The series below show how noise levels in the image increase as the ISO is increased.
In this series you can see the effects on the image at each extra stop of ISO. Darker areas slowly begin to clip to black and dark areas contain large amounts of read noise by about 25600 ISO. At 102400 ISO the image is very noisy and it should be apparent that middle grays have also been impacted by the reductions in dynamic range.
Looking at the results it appears that surface reflectance plays an important role in visible noise levels within the image. If your subject is highly reflective, ie, brighter, then noise levels may not be an issue even at very high ISO settings. When deciding what ISO to use you should consider the surface reflectance of your subject. Even with intense directed light dark subjects cause a large increase in noise.
Another thing that can be seen is that high noise levels break apart fine details. You should assume that if your subject has a lot of fine details in it, or if you wish to retain fine details, you should avoid using a high ISO. “Details” doesn’t just refer to texture, but also color consistency and accuracy, gradient accuracy, and midrange brightness stepping.
Considering how quickly detail is lost in dark areas of the image one more no-no comes up for high ISO. Contrary as it may seem, you should avoid using very high ISO for extremely dark scenes. Instead, focus on using longer exposure times to increase the brightness in such scenes. This would include night sky photography or outdoor night photography in general.
As we learned above dynamic range is lost at higher ISO settings with this camera and most photography oriented cameras. Because that is true if you want to shoot scenes with high dynamic range such as back lit subjects or sunsets, use the lowest possible ISO to capture as much of the highlights and shadows possible in the scene.
The images above show that this camera performs best at high ISO in relatively bright situations. That may seem counterintuitive, but it basically means that the high ISO settings should be used to increase the shutter speed when the subject’s motion requires a higher shutter speed, not when the subject is poorly lit.
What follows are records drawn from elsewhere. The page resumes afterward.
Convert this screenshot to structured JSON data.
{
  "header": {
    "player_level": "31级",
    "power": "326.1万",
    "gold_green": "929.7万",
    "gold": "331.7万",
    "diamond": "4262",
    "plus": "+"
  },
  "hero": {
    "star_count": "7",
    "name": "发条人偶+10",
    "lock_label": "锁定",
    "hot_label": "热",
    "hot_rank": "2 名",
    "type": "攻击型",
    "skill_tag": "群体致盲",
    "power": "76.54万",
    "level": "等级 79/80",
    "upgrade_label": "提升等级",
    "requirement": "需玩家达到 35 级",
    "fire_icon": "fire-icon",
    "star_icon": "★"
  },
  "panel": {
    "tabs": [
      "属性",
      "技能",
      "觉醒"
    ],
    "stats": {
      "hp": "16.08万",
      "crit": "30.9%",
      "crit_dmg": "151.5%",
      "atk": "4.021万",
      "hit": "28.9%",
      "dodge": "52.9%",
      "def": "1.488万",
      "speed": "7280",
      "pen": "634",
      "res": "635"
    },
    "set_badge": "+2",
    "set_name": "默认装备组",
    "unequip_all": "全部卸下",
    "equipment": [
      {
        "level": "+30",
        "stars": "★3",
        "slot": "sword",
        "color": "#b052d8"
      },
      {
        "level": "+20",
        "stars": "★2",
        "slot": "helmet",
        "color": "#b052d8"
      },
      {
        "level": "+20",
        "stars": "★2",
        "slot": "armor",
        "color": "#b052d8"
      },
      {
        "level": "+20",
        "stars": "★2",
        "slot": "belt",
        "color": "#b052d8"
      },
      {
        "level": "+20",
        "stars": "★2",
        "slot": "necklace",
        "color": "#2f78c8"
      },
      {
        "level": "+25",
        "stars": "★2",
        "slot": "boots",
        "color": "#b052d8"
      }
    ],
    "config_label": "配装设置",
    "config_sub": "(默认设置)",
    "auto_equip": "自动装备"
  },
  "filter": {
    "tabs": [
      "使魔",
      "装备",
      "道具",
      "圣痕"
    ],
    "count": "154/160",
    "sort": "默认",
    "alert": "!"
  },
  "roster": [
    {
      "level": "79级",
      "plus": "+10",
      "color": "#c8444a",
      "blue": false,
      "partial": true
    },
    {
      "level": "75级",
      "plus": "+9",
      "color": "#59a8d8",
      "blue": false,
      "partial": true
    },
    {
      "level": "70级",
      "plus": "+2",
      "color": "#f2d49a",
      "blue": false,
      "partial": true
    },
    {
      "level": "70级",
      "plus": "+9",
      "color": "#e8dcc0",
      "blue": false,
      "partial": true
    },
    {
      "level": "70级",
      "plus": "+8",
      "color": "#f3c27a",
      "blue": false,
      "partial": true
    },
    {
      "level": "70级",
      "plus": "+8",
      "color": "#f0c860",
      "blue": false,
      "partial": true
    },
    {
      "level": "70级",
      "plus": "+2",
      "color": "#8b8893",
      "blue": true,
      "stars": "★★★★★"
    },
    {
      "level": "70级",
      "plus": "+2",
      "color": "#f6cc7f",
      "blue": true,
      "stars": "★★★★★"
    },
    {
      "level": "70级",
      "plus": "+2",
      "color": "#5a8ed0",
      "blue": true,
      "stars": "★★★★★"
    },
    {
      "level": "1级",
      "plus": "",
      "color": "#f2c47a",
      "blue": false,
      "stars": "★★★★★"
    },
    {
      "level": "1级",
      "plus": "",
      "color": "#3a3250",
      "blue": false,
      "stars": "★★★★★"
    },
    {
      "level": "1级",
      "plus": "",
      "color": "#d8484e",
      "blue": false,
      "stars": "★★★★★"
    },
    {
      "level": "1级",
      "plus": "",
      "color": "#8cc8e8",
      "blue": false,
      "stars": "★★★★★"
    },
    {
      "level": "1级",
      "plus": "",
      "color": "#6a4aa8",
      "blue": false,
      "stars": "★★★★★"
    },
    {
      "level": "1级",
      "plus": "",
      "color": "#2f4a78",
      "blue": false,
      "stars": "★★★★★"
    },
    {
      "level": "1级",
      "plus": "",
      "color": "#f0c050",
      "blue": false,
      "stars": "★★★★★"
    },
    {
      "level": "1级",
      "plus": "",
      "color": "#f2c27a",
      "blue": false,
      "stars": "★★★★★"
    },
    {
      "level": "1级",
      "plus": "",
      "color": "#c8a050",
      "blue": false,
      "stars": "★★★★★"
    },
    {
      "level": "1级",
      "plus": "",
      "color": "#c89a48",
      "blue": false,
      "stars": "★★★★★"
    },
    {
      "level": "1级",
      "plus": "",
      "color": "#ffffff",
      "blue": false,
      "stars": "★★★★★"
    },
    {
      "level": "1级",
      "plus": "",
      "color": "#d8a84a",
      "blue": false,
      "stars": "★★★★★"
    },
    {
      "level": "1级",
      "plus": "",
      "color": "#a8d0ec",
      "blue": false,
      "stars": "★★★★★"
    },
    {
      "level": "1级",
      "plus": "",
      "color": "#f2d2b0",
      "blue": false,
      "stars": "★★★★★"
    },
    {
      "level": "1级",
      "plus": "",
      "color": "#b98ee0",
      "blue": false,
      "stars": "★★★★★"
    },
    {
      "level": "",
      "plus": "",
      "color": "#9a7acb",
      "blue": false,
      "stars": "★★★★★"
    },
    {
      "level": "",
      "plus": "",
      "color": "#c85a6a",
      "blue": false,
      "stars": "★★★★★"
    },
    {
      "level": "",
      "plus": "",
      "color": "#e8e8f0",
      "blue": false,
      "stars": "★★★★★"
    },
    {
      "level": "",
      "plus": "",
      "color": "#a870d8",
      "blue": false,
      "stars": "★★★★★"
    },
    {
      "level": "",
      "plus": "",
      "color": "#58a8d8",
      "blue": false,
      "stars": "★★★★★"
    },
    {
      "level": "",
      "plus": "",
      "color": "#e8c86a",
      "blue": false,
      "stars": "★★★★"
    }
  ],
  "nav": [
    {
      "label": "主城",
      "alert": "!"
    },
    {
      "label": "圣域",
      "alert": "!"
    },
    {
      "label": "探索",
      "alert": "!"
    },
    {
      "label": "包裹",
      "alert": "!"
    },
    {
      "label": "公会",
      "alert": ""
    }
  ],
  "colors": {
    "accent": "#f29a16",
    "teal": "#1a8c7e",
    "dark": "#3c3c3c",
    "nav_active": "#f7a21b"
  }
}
Thinking back to what we said about surface reflectance earlier we can derive that if you have to adjust the ISO higher to maintain a certain shutter speed, don’t favor lower ISO or underexposure, instead you should favor full saturation or even slight over saturation of the pixels, especially in low light. A 1/3rd to 2/3rd stop overexposure of the subject is preferred for this particular camera. This means that if you’re thinking you’ll slightly underexpose to get to a lower ISO that is incorrect. Doing that will simply increase the noise in the image. It’s better to use a higher ISO and get full pixel saturation for the subject. Since we know that noise in brightly lit areas is reduced, even at high ISO, then increasing the ISO so your subject is brightly lit is better than keeping your subject dark and using a lower ISO.
Knowing all this here are 3 rules for ISO:
- Always use the lowest possible ISO for a given shutter speed.
- Higher ISO’s work best when the subject appears bright in the image.
- Favor longer exposure times over higher ISO for extremely dark scenes.
To learn more about this and other aspects of photography, check out the LPS Courses section.